_WHAT THIS TASK INVOLVES_
Across the data below, how many lines have the word "controller" in them? Respond with the number alone.

**** INPUT

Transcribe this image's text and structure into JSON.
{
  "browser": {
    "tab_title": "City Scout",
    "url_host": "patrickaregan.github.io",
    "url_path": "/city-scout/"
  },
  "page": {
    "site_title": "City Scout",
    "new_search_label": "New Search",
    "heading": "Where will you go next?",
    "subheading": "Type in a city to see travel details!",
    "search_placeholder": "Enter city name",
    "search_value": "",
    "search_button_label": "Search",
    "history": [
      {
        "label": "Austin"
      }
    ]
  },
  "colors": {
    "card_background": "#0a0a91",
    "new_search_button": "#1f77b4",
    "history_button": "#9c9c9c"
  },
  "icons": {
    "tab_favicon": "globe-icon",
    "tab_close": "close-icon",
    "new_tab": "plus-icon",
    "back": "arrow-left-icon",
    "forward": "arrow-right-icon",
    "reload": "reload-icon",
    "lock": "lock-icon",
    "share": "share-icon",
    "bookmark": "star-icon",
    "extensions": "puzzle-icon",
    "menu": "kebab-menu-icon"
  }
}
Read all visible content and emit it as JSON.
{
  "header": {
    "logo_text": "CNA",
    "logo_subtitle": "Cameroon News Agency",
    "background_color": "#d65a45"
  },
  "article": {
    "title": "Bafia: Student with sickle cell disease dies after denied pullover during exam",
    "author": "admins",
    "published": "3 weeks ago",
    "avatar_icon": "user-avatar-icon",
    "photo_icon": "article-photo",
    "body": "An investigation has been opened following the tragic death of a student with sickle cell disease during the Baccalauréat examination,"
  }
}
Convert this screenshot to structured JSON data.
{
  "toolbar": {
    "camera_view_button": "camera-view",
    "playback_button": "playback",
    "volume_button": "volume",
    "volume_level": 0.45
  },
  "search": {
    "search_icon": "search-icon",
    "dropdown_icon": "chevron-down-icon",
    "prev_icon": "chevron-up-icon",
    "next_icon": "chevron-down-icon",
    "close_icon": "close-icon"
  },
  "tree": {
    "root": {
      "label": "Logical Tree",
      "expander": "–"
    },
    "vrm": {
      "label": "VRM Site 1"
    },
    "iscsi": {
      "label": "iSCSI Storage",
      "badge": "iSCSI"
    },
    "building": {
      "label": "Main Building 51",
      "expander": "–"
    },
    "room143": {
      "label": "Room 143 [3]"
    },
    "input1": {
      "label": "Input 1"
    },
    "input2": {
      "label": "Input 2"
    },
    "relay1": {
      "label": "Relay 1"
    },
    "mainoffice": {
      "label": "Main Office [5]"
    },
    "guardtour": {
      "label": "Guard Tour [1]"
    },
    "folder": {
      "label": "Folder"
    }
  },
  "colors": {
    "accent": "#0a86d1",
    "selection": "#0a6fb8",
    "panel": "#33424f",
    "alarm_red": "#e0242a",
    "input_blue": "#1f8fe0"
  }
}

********
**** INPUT

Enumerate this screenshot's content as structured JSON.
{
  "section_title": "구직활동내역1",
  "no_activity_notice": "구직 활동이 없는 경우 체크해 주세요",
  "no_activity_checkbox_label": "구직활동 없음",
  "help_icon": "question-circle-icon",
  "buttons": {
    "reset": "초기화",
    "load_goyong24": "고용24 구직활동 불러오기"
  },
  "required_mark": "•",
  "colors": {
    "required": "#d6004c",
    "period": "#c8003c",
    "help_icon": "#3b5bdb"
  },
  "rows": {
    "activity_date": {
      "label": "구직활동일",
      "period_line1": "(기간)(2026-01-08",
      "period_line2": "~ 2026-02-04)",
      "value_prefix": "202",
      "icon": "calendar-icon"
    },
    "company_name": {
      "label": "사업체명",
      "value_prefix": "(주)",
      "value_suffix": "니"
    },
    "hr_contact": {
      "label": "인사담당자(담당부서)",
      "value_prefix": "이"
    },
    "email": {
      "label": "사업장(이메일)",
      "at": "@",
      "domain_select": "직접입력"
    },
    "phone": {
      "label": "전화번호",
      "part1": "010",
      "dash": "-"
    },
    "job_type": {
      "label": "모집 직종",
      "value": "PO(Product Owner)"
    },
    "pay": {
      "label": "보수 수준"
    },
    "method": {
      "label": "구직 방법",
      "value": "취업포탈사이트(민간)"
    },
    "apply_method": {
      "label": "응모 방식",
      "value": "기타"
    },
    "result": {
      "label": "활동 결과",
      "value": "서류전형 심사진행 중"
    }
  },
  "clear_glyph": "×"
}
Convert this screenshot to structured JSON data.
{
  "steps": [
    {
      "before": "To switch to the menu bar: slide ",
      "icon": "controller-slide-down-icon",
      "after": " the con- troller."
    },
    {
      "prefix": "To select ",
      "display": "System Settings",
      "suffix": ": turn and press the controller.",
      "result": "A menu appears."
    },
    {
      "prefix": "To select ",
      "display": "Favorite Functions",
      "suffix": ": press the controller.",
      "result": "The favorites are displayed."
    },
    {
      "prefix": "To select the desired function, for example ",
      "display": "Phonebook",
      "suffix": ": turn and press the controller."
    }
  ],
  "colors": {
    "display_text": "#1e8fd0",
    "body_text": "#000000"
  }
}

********

_TASK SOLUTION_
4